THE INPUT:
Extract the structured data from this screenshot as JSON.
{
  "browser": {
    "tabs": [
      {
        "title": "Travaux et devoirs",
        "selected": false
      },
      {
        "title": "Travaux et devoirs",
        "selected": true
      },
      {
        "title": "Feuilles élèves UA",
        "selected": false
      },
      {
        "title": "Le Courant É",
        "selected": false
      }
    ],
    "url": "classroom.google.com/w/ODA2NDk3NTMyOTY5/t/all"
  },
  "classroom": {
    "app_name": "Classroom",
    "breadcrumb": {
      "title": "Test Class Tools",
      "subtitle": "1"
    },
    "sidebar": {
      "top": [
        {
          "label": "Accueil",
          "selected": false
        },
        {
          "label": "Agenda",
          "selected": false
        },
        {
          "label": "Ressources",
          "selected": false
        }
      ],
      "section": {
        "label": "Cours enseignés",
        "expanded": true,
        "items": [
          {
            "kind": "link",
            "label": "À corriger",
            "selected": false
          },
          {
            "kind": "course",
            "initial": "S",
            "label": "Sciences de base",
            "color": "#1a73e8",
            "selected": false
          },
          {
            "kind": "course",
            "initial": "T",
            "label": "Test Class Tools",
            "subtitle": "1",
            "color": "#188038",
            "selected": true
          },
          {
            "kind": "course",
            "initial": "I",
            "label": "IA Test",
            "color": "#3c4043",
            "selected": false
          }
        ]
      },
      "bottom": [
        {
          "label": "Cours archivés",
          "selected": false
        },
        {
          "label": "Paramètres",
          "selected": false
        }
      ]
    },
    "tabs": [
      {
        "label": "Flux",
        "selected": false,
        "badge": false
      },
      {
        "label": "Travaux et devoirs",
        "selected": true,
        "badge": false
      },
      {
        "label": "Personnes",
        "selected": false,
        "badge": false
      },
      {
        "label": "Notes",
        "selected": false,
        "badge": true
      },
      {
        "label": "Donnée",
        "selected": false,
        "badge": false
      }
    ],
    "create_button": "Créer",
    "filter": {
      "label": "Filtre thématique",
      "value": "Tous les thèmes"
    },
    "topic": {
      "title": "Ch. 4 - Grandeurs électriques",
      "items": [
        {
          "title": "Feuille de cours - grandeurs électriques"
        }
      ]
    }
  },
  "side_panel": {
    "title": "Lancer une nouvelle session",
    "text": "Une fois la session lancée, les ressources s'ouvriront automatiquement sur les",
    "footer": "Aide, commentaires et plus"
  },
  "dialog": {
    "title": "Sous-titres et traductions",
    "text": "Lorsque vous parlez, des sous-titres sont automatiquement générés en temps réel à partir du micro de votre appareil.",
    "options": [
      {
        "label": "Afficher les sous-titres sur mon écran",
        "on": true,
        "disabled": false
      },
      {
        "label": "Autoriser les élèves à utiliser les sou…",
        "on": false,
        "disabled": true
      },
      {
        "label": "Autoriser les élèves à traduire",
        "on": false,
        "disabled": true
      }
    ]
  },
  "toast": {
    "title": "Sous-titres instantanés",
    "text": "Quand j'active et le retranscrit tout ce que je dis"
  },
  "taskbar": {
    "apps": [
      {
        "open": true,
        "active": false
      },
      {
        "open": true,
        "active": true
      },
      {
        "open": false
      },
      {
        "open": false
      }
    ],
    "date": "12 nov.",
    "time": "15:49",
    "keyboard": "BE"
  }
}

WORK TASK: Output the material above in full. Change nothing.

RESULT OF THIS TASK:
Extract the structured data from this screenshot as JSON.
{
  "browser": {
    "tabs": [
      {
        "title": "Travaux et devoirs",
        "selected": false
      },
      {
        "title": "Travaux et devoirs",
        "selected": true
      },
      {
        "title": "Feuilles élèves UA",
        "selected": false
      },
      {
        "title": "Le Courant É",
        "selected": false
      }
    ],
    "url": "classroom.google.com/w/ODA2NDk3NTMyOTY5/t/all"
  },
  "classroom": {
    "app_name": "Classroom",
    "breadcrumb": {
      "title": "Test Class Tools",
      "subtitle": "1"
    },
    "sidebar": {
      "top": [
        {
          "label": "Accueil",
          "selected": false
        },
        {
          "label": "Agenda",
          "selected": false
        },
        {
          "label": "Ressources",
          "selected": false
        }
      ],
      "section": {
        "label": "Cours enseignés",
        "expanded": true,
        "items": [
          {
            "kind": "link",
            "label": "À corriger",
            "selected": false
          },
          {
            "kind": "course",
            "initial": "S",
            "label": "Sciences de base",
            "color": "#1a73e8",
            "selected": false
          },
          {
            "kind": "course",
            "initial": "T",
            "label": "Test Class Tools",
            "subtitle": "1",
            "color": "#188038",
            "selected": true
          },
          {
            "kind": "course",
            "initial": "I",
            "label": "IA Test",
            "color": "#3c4043",
            "selected": false
          }
        ]
      },
      "bottom": [
        {
          "label": "Cours archivés",
          "selected": false
        },
        {
          "label": "Paramètres",
          "selected": false
        }
      ]
    },
    "tabs": [
      {
        "label": "Flux",
        "selected": false,
        "badge": false
      },
      {
        "label": "Travaux et devoirs",
        "selected": true,
        "badge": false
      },
      {
        "label": "Personnes",
        "selected": false,
        "badge": false
      },
      {
        "label": "Notes",
        "selected": false,
        "badge": true
      },
      {
        "label": "Donnée",
        "selected": false,
        "badge": false
      }
    ],
    "create_button": "Créer",
    "filter": {
      "label": "Filtre thématique",
      "value": "Tous les thèmes"
    },
    "topic": {
      "title": "Ch. 4 - Grandeurs électriques",
      "items": [
        {
          "title": "Feuille de cours - grandeurs électriques"
        }
      ]
    }
  },
  "side_panel": {
    "title": "Lancer une nouvelle session",
    "text": "Une fois la session lancée, les ressources s'ouvriront automatiquement sur les",
    "footer": "Aide, commentaires et plus"
  },
  "dialog": {
    "title": "Sous-titres et traductions",
    "text": "Lorsque vous parlez, des sous-titres sont automatiquement générés en temps réel à partir du micro de votre appareil.",
    "options": [
      {
        "label": "Afficher les sous-titres sur mon écran",
        "on": true,
        "disabled": false
      },
      {
        "label": "Autoriser les élèves à utiliser les sou…",
        "on": false,
        "disabled": true
      },
      {
        "label": "Autoriser les élèves à traduire",
        "on": false,
        "disabled": true
      }
    ]
  },
  "toast": {
    "title": "Sous-titres instantanés",
    "text": "Quand j'active et le retranscrit tout ce que je dis"
  },
  "taskbar": {
    "apps": [
      {
        "open": true,
        "active": false
      },
      {
        "open": true,
        "active": true
      },
      {
        "open": false
      },
      {
        "open": false
      }
    ],
    "date": "12 nov.",
    "time": "15:49",
    "keyboard": "BE"
  }
}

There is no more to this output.